Here is an excerpt from the webpage above that supports this claim:
--- There is fixed relation between the timers and the PWM capable outputs. When you look in the data sheet or the pinout of the processor these PWM capable pins have names like OCRxA, OCRxB or OCRxC (where x means the timer number 0..5). The PWM functionality is often shared with other pin functionality. The Arduino has 3Timers and 6 PWM output pins. The relation between timers and PWM outputs is: Pins 5 and 6: controlled by timer0 (8bit) Pins 9 and 10: controlled by timer1 (16bit) Pins 11 and 3: controlled by timer2 (8bit)

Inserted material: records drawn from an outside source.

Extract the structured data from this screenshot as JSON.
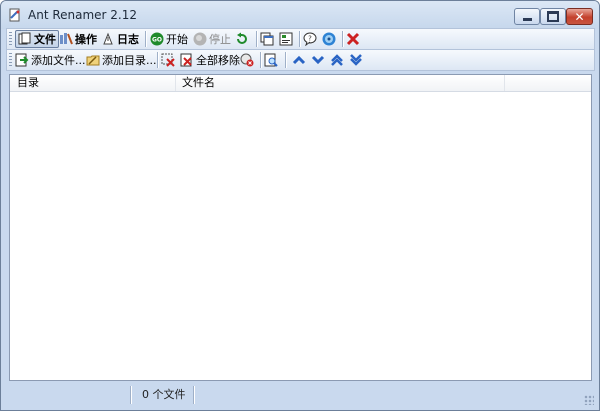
{
  "window": {
    "title": "Ant Renamer 2.12"
  },
  "toolbar_main": {
    "file": "文件",
    "actions": "操作",
    "log": "日志",
    "start": "开始",
    "stop": "停止"
  },
  "toolbar_files": {
    "add_files": "添加文件...",
    "add_folders": "添加目录...",
    "remove_all": "全部移除"
  },
  "file_list": {
    "columns": [
      "目录",
      "文件名",
      ""
    ]
  },
  "statusbar": {
    "count": "0 个文件"
  },
  "colors": {
    "window_bg": "#c9d9ee",
    "close_button": "#c4412d",
    "start_green": "#1f8a2b",
    "remove_red": "#cc2222",
    "arrow_blue": "#2a64c4"
  }
}
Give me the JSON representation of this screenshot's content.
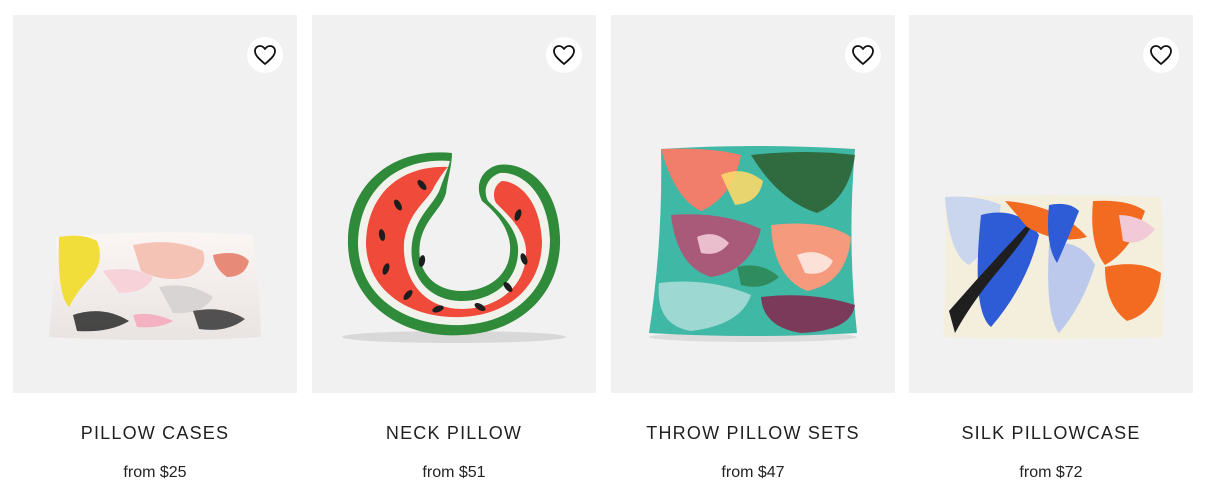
{
  "products": [
    {
      "name": "PILLOW CASES",
      "price": "from $25",
      "icon": "heart-outline-icon"
    },
    {
      "name": "NECK PILLOW",
      "price": "from $51",
      "icon": "heart-outline-icon"
    },
    {
      "name": "THROW PILLOW SETS",
      "price": "from $47",
      "icon": "heart-outline-icon"
    },
    {
      "name": "SILK PILLOWCASE",
      "price": "from $72",
      "icon": "heart-outline-icon"
    }
  ],
  "colors": {
    "card_background": "#f1f1f1",
    "text": "#1f1f1f"
  }
}
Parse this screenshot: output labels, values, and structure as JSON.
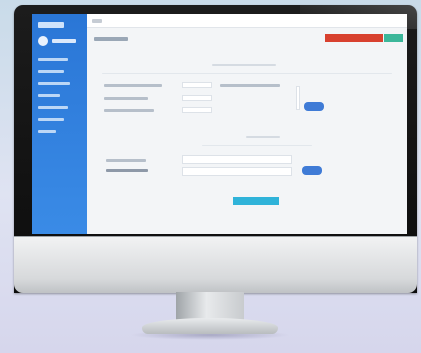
{
  "scene": {
    "description_kind": "photo-of-monitor",
    "colors": {
      "background": "#d6e0ee",
      "sidebar": "#2f80de",
      "primary_action": "#d8412f",
      "secondary_action": "#3cb79a",
      "submit_action": "#2fb3d9",
      "chip": "#3f7bd6"
    }
  },
  "icons": [
    "user-avatar-icon"
  ]
}
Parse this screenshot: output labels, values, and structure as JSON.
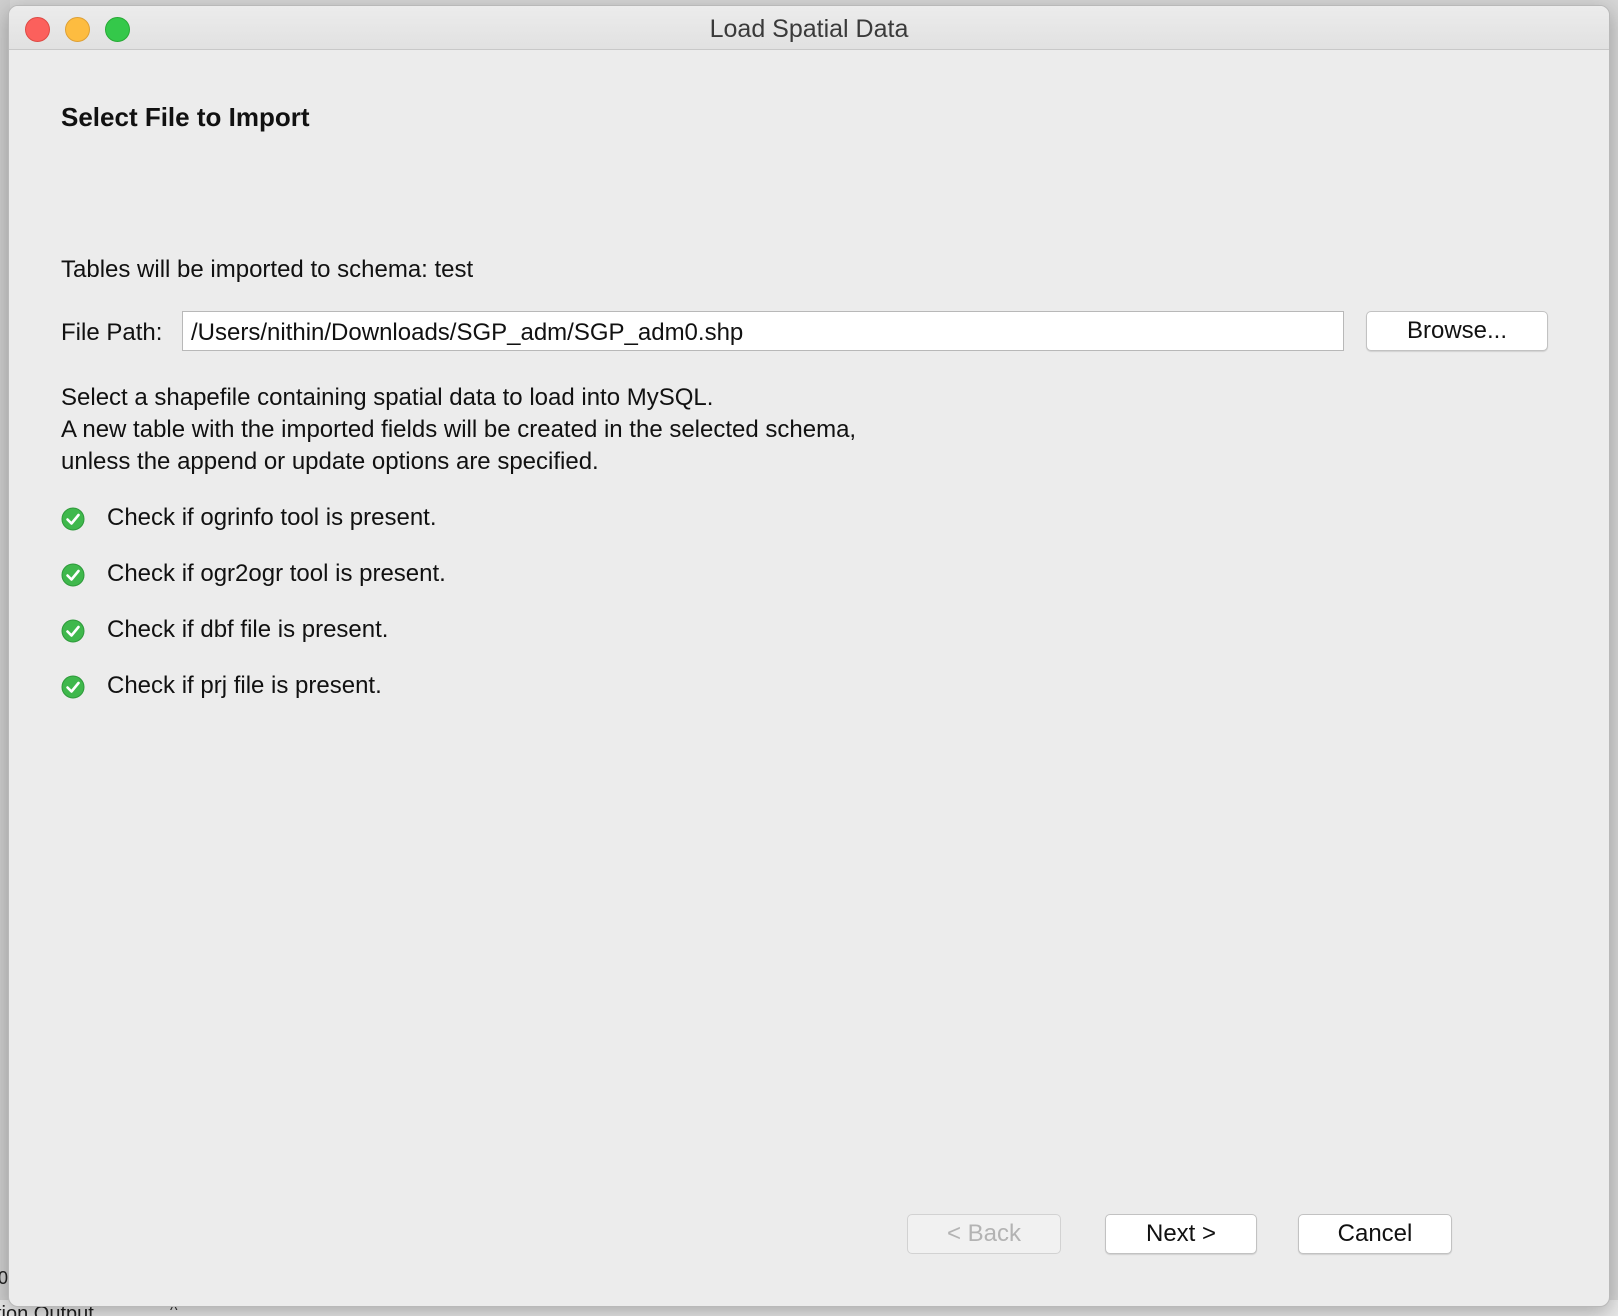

Timer0: Timer0 is a 8bit timer. In the Arduino world timer0 is been used for the timer functions, like delay() 645, millis() 1.4k and micros() 651. If you change timer0 registers, this may influence the Arduino timer function. So you should know what you are doing.
Timer1: Timer1 is a 16bit timer. In the Arduino world the Servo library 1.0k uses timer1 on Arduino Uno (timer5 on Arduino Mega).
Timer2: Timer2 is a 8bit timer like timer0. In the Arduino work the tone() 847 function uses timer2. ---
Thanks for doing the heavy lifting here admin Our interpretations are the same. Doesn’t look possible. Or if it were it could only be 8bit seems hardware is the best solution! Now... I need to look into hardware hacking my grains 😆